Segment Start: EXTRACTED INFORMATION
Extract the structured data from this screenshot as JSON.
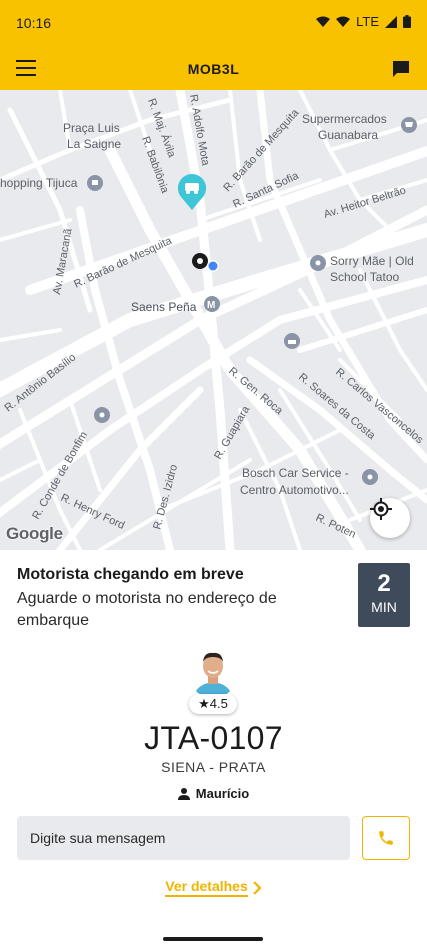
{
  "status_bar": {
    "time": "10:16",
    "network": "LTE",
    "icons": [
      "wifi-icon",
      "signal-icon",
      "battery-icon"
    ]
  },
  "app_bar": {
    "title": "MOB3L",
    "menu_icon": "menu-icon",
    "chat_icon": "chat-icon"
  },
  "map": {
    "attribution": "Google",
    "labels": {
      "praca": "Praça Luis",
      "praca2": "La Saigne",
      "majavila": "R. Maj. Ávila",
      "babilonia": "R. Babilônia",
      "adolfo": "R. Adolfo Mota",
      "baraomesquita1": "R. Barão de Mesquita",
      "supermercados": "Supermercados",
      "guanabara": "Guanabara",
      "shopping": "hopping Tijuca",
      "santasofia": "R. Santa Sofia",
      "heitorbeltrao": "Av. Heitor Beltrão",
      "maracana": "Av. Maracanã",
      "baraomesquita2": "R. Barão de Mesquita",
      "sorry1": "Sorry Mãe | Old",
      "sorry2": "School Tatoo",
      "saenspena": "Saens Peña",
      "antoniobasilio": "R. Antônio Basílio",
      "genroca": "R. Gen. Roca",
      "carlosvasconcelos": "R. Carlos Vasconcelos",
      "soaresdacosta": "R. Soares da Costa",
      "guapiara": "R. Guapiara",
      "bosch1": "Bosch Car Service -",
      "bosch2": "Centro Automotivo...",
      "condebonfim": "R. Conde de Bonfim",
      "henryford": "R. Henry Ford",
      "desizidro": "R. Des. Izidro",
      "poten": "R. Poten"
    },
    "locate_icon": "my-location-icon"
  },
  "arrival": {
    "title": "Motorista chegando em breve",
    "subtitle": "Aguarde o motorista no endereço de embarque",
    "eta_value": "2",
    "eta_unit": "MIN"
  },
  "driver": {
    "rating": "★4.5",
    "plate": "JTA-0107",
    "car": "SIENA - PRATA",
    "name": "Maurício"
  },
  "message": {
    "placeholder": "Digite sua mensagem",
    "value": ""
  },
  "details_link": "Ver detalhes",
  "colors": {
    "brand_yellow": "#f9c201",
    "accent_text": "#f0b400",
    "eta_box": "#3f4a5a",
    "map_bg": "#e8eaed",
    "map_pin_teal": "#3ec6d8"
  }
}
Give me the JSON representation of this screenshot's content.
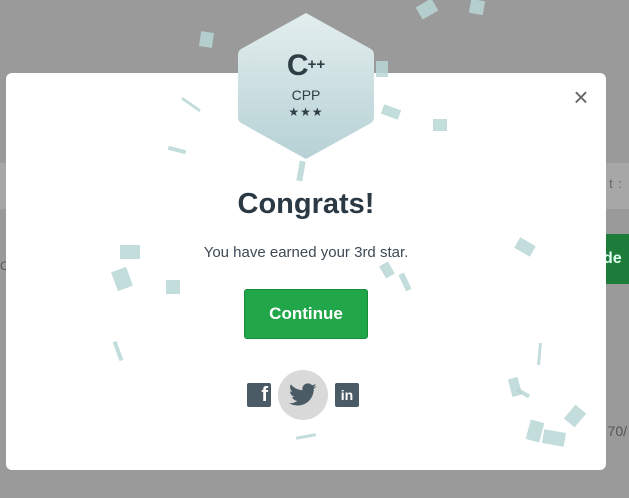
{
  "background": {
    "right_text": "t :",
    "green_button_text": "de",
    "left_text": "O",
    "right_number": "70/"
  },
  "modal": {
    "close_label": "×",
    "badge": {
      "logo_main": "C",
      "logo_plus": "++",
      "label": "CPP",
      "stars": "★★★"
    },
    "title": "Congrats!",
    "subtitle": "You have earned your 3rd star.",
    "continue_label": "Continue",
    "share": {
      "facebook_label": "f",
      "linkedin_label": "in"
    }
  },
  "colors": {
    "accent_green": "#21a64a",
    "badge_top": "#dfeaea",
    "badge_bottom": "#b8d3d6",
    "overlay": "#8f8f8f"
  }
}
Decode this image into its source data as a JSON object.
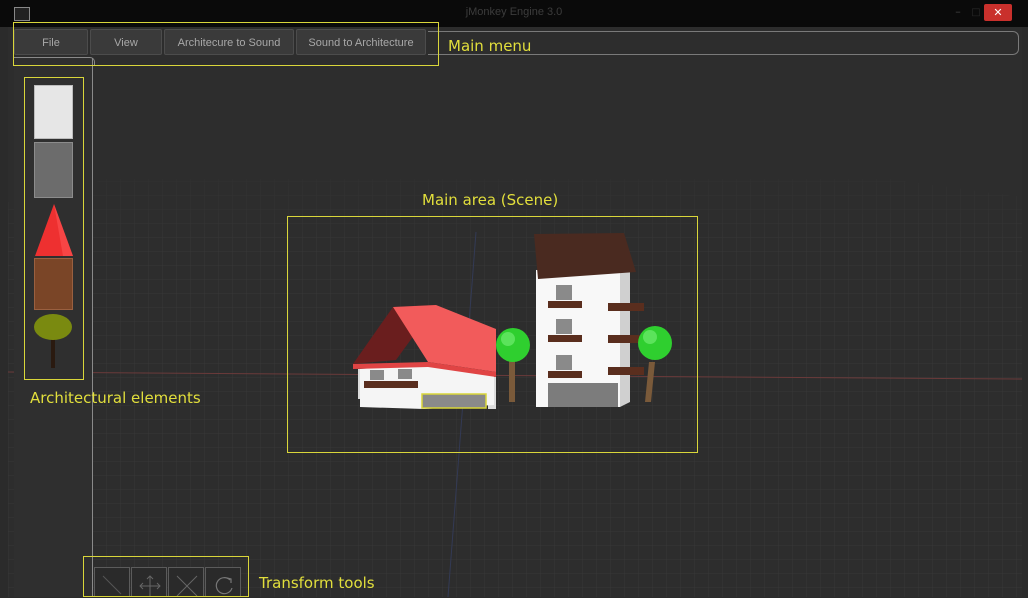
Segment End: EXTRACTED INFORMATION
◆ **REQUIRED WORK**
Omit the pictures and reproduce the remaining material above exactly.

◆ **REPLY**
Extract the structured data from this screenshot as JSON.
{
  "status_bar": {
    "time": "10:16",
    "network": "LTE",
    "icons": [
      "wifi-icon",
      "signal-icon",
      "battery-icon"
    ]
  },
  "app_bar": {
    "title": "MOB3L",
    "menu_icon": "menu-icon",
    "chat_icon": "chat-icon"
  },
  "map": {
    "attribution": "Google",
    "labels": {
      "praca": "Praça Luis",
      "praca2": "La Saigne",
      "majavila": "R. Maj. Ávila",
      "babilonia": "R. Babilônia",
      "adolfo": "R. Adolfo Mota",
      "baraomesquita1": "R. Barão de Mesquita",
      "supermercados": "Supermercados",
      "guanabara": "Guanabara",
      "shopping": "hopping Tijuca",
      "santasofia": "R. Santa Sofia",
      "heitorbeltrao": "Av. Heitor Beltrão",
      "maracana": "Av. Maracanã",
      "baraomesquita2": "R. Barão de Mesquita",
      "sorry1": "Sorry Mãe | Old",
      "sorry2": "School Tatoo",
      "saenspena": "Saens Peña",
      "antoniobasilio": "R. Antônio Basílio",
      "genroca": "R. Gen. Roca",
      "carlosvasconcelos": "R. Carlos Vasconcelos",
      "soaresdacosta": "R. Soares da Costa",
      "guapiara": "R. Guapiara",
      "bosch1": "Bosch Car Service -",
      "bosch2": "Centro Automotivo...",
      "condebonfim": "R. Conde de Bonfim",
      "henryford": "R. Henry Ford",
      "desizidro": "R. Des. Izidro",
      "poten": "R. Poten"
    },
    "locate_icon": "my-location-icon"
  },
  "arrival": {
    "title": "Motorista chegando em breve",
    "subtitle": "Aguarde o motorista no endereço de embarque",
    "eta_value": "2",
    "eta_unit": "MIN"
  },
  "driver": {
    "rating": "★4.5",
    "plate": "JTA-0107",
    "car": "SIENA - PRATA",
    "name": "Maurício"
  },
  "message": {
    "placeholder": "Digite sua mensagem",
    "value": ""
  },
  "details_link": "Ver detalhes",
  "colors": {
    "brand_yellow": "#f9c201",
    "accent_text": "#f0b400",
    "eta_box": "#3f4a5a",
    "map_bg": "#e8eaed",
    "map_pin_teal": "#3ec6d8"
  }
}
Give me the JSON representation of this screenshot's content.
{
  "background": {
    "right_text": "t :",
    "green_button_text": "de",
    "left_text": "O",
    "right_number": "70/"
  },
  "modal": {
    "close_label": "×",
    "badge": {
      "logo_main": "C",
      "logo_plus": "++",
      "label": "CPP",
      "stars": "★★★"
    },
    "title": "Congrats!",
    "subtitle": "You have earned your 3rd star.",
    "continue_label": "Continue",
    "share": {
      "facebook_label": "f",
      "linkedin_label": "in"
    }
  },
  "colors": {
    "accent_green": "#21a64a",
    "badge_top": "#dfeaea",
    "badge_bottom": "#b8d3d6",
    "overlay": "#8f8f8f"
  }
}
Decode this image into its source data as a JSON object.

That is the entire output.